The exhibition will include “dazzling portraits of well-known figures of his time: the American socialite Rita de Acosta Lydig; art patron and designer Count Étienne de Beaumont; aristocrat and society hostess Lady Ottoline Morrell; and celebrated entertainer Josephine Baker, among others. A highlight of the presentation will be an exceptional book—one of only seven known copies—documenting Nijinsky’s scandalous 1912 ballet L’Après-Midi d’un Faune. This rare album represents de Meyer’s great success in capturing the choreography of dance, a breakthrough in the history of photography. Also on view will be the artist’s early snapshots made in Japan, experiments with color processes, and inventive fashion photographs.”
de Meyer was published in Alfred Stieglitz’s quarterly ‘Camera Work‘ between 1903 and 1907; He photographed Nijinsky in Paris in 1912; At the outbreak of World War I, he moved to New York City, where he became the first official photographer for Vogue from 1913-1921 and Vanity Fair. He took a position as chief photographer for Harper’s Bazaar in Paris in 1922, where he spent the next 16 years, returning to the United States in 1938. Adolph de Meyer passed away in Los Angeles in 1946.
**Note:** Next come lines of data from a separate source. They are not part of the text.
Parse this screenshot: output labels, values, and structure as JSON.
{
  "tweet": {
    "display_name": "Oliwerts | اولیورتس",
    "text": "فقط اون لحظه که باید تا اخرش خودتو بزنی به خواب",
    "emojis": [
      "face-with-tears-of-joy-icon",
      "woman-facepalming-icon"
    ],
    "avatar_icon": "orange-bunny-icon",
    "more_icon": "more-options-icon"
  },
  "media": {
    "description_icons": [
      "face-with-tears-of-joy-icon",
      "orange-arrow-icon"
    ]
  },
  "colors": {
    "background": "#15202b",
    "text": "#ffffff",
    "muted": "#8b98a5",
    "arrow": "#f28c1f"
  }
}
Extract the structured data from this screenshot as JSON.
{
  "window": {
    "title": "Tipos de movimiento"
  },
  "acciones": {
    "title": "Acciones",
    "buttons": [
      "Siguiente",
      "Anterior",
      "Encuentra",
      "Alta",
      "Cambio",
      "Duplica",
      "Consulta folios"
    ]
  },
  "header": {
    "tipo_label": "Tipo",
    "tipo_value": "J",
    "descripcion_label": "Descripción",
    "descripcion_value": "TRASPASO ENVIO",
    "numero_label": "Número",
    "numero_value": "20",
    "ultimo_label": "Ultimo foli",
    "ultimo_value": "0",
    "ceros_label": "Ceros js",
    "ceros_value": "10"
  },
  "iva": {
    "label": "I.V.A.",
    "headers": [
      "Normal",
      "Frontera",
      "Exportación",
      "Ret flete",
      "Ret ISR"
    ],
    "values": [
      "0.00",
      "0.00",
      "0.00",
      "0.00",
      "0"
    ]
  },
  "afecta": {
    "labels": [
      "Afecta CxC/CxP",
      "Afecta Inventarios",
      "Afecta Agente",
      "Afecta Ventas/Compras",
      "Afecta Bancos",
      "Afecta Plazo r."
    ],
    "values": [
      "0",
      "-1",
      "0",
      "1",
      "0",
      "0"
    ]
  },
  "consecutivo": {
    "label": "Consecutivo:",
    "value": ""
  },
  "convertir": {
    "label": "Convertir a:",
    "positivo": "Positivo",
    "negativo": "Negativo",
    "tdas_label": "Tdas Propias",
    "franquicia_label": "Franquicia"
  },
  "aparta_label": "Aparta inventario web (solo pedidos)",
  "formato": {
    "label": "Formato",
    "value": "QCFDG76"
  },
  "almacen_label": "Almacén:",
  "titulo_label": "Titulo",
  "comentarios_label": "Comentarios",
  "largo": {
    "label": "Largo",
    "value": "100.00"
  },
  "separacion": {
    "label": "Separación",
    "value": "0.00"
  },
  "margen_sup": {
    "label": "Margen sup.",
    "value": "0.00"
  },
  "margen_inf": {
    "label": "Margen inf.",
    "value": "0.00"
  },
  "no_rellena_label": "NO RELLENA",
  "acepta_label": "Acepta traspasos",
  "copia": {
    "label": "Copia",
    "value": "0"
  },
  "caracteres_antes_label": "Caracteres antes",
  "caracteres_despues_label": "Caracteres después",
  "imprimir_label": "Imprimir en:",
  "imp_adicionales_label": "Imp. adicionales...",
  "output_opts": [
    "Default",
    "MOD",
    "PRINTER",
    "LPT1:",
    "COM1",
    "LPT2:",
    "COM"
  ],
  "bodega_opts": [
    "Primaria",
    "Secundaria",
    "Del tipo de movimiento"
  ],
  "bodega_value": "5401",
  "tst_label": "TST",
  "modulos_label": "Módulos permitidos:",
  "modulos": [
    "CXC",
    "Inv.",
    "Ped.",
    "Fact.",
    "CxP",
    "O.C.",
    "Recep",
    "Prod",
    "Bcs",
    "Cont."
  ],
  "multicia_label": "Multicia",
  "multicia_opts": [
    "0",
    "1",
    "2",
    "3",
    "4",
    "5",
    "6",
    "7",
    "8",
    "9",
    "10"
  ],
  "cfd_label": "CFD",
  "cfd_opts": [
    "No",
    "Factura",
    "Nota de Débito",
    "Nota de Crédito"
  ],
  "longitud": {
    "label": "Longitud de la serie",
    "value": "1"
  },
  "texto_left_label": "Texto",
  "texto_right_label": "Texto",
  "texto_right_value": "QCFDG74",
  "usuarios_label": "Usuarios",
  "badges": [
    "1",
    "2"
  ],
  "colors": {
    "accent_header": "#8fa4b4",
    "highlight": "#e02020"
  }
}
Quicksilver Brilliance: Adolf de Meyer Photographs will be on view from December 4, 2017 to March 18, 2018 in Gallery 852 at The Metropolitan Museum of Art, 1000 Fifth Avenue. Purchase Tickets in advance.
Related events will include two exhibition tours, Wednesday, January 10 and Wednesday, February 7. The exhibition was organized by Beth Saunders, Assistant Curator in The Met’s Department of Photographs.